Part of the aquaponics farm at Grand Potager

I also participated in Concordia’s Sustainable Food System tour, where I was able to learn about the many student-led, sustainable food initiatives on campus. This included anti-capitalist grocery stores like ‘Le Frigo Vert’ (http://www.lefrigovert.com/), cooperative cafes like the ‘Hive Café Solidarity Cooperative’ (http://hivecafe.ca/), the student-led vegan soup kitchen, the ‘People’s Potato’ (https://www.peoplespotato.com/), and more! All of these demonstrating alternative and innovative ways to improve student access to healthy, affordable, and just food on campus.Students line up for a tasty vegan meal at the People’s Potato. With so many workshops and speakers to choose from, it was impossible to touch on all topics of the conference. I found myself mostly drawn to sessions on issues of food justice, racism in the food system, food as a human right, and Indigenous Food Sovereignty. I was able to reflect further on the complexities of food justice and the interrelated aspects to global issues such as housing, poverty, and the growing numbers of refugees displaced due to conflict or climate change.
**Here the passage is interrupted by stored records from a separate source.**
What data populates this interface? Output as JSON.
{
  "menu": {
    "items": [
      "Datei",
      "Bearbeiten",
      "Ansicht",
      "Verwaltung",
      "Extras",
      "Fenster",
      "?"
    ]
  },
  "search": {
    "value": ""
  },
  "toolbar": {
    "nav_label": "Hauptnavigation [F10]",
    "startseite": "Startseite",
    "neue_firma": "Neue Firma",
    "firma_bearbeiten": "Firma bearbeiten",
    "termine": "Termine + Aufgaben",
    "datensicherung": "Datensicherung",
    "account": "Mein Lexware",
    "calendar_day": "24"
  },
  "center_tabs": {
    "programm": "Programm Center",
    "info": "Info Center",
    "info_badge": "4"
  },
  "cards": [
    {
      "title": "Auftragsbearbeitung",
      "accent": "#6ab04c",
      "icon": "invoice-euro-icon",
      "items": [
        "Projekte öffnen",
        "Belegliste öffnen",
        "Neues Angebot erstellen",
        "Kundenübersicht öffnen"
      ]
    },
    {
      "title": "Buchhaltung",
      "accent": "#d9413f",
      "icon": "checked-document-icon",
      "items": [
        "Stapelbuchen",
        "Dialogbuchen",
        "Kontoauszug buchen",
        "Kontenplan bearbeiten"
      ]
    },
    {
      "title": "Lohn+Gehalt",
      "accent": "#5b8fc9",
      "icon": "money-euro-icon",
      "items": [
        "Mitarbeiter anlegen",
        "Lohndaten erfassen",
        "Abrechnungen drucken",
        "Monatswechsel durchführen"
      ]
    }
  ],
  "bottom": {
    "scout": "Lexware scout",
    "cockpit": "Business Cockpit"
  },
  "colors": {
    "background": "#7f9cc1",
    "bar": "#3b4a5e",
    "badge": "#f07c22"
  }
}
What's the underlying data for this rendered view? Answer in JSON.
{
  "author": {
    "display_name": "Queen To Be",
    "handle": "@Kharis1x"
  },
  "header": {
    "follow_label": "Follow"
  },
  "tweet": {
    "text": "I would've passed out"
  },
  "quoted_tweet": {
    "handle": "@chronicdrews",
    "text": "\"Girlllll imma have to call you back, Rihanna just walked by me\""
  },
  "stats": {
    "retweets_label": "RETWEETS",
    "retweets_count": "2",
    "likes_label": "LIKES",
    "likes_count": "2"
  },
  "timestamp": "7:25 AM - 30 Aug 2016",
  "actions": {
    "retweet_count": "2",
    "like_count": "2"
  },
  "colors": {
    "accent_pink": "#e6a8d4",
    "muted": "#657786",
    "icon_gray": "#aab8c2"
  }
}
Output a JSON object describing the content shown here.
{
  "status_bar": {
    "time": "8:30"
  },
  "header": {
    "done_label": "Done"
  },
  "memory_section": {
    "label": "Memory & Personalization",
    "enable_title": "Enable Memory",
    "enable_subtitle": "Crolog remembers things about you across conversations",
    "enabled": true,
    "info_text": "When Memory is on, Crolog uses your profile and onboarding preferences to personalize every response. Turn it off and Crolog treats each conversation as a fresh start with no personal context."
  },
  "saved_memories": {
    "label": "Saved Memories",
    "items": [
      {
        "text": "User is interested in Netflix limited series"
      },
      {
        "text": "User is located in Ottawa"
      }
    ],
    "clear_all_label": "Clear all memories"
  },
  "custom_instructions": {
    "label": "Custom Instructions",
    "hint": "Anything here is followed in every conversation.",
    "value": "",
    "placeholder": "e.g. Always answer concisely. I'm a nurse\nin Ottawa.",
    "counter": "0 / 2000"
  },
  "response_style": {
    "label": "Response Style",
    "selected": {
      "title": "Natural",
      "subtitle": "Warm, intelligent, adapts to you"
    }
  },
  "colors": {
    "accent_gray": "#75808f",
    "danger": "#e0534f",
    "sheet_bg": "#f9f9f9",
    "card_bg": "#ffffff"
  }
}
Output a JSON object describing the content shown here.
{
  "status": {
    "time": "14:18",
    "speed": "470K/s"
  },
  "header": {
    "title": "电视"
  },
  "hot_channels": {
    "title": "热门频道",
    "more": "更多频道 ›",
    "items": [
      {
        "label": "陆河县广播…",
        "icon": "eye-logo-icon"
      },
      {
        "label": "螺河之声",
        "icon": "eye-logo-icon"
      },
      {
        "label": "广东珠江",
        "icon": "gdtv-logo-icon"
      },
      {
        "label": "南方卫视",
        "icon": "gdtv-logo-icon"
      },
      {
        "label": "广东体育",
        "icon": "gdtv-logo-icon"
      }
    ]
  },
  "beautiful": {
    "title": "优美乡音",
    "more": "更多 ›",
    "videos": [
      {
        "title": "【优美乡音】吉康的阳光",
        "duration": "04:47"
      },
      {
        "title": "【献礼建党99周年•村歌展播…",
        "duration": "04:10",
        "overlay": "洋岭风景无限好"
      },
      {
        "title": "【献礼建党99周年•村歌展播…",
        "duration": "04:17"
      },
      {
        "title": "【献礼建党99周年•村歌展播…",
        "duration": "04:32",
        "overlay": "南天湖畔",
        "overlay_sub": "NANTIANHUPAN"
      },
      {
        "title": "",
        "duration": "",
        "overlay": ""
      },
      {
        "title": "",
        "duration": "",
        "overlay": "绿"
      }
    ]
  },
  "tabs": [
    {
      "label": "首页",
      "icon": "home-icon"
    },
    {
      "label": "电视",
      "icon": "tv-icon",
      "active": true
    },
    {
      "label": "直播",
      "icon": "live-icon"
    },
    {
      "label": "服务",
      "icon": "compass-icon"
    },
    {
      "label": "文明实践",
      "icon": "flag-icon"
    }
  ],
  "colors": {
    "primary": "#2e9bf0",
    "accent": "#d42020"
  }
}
I was particularly inspired by the work of actors looking to address food security through the lens of social justice. Kevin Huang, Executive Director of ‘hua foundation’ (http://www.huafoundation.org/) in Vancouver, works to empower youth in the Asian diaspora to fully participate in advancing social change by exploring racialized identities and building resilience in their communities. He encourages Chinese Canadian youth to reclaim their cultural identity on their own terms and looks at culturally sensitive consumer-based conservation strategies through a project called ‘Shark Truth.’

Another food leader, and recipient of the Cathleen Kneed Award of Food Sovereignty at the conference was Ilhan Saydna. Ilhan works with the ‘Daily Bread Food Bank’ (https://www.dailybread.ca/) in Toronto. She spoke of her experiences in Sudan and Yemem, working alongside farming communities in adapting to climate change. Upon arrival to Canada, she was dismayed to find more people living in food insecurity. At the ‘Daily Bread Food Bank’, she works with groups of women and refugees to develop strategies to deal with barriers associated with the internalization of oppressive encounters. She supports them to regain their knowledge and food processes that were lost during relocation to Canada.

Another moving presentation I attended was that of Mustafa Koc from the Department of Sociology at Ryerson University and co-founder of Food Secure Canada. He spoke of the global challenges and interconnections of armed conflict, increasing numbers of refugees around the world, and food insecurity. Refugees and internally displaced persons suffer from the most acute food insecurity. This will only continue to increase as long as wars and climate change continue around the world. He spoke of the crisis in Yemen destabilizing the region, suggesting that the best way to address food insecurity is prevention, meaning the prevention of armed conflict globally. He questioned how there is money for war, but not enough to feed the hungry. He also spoke of the challenges for newcomers to Canada regarding food security because of barriers to employment, such as having foreign qualifications recognized to obtain jobs in their field. “Don’t underestimate your taxi driver!” he said, they could be authors, doctors, engineers, pharmacists working towards their goals. Programs such as that of the Regent Park Catering Collective (http://rpcateringcollective.tccld.org/) led by Sureya Ibrahim, has been able to support newcomers in their adjustments to life in Canada and to enter the food industry. The food industry can be a starting point for newcomers to enter the workforce. At the Collective, they are cooking up a sense of community, belonging, and diversity.

I felt it was important to explore issues of food security from different perspectives throughout my time at the conference. The food movement has historically been dominated by Whiteness. Yet, racialized and working class communities are among those most food insecure. How can we work to raise the voices of marginalized groups and ensure the food system is more just, equitable, and sustainable for all?

Blog by: Sherry Stevenson, Community Food Coordinator, Network Development        (Our Food Project, Ecology Action Centre)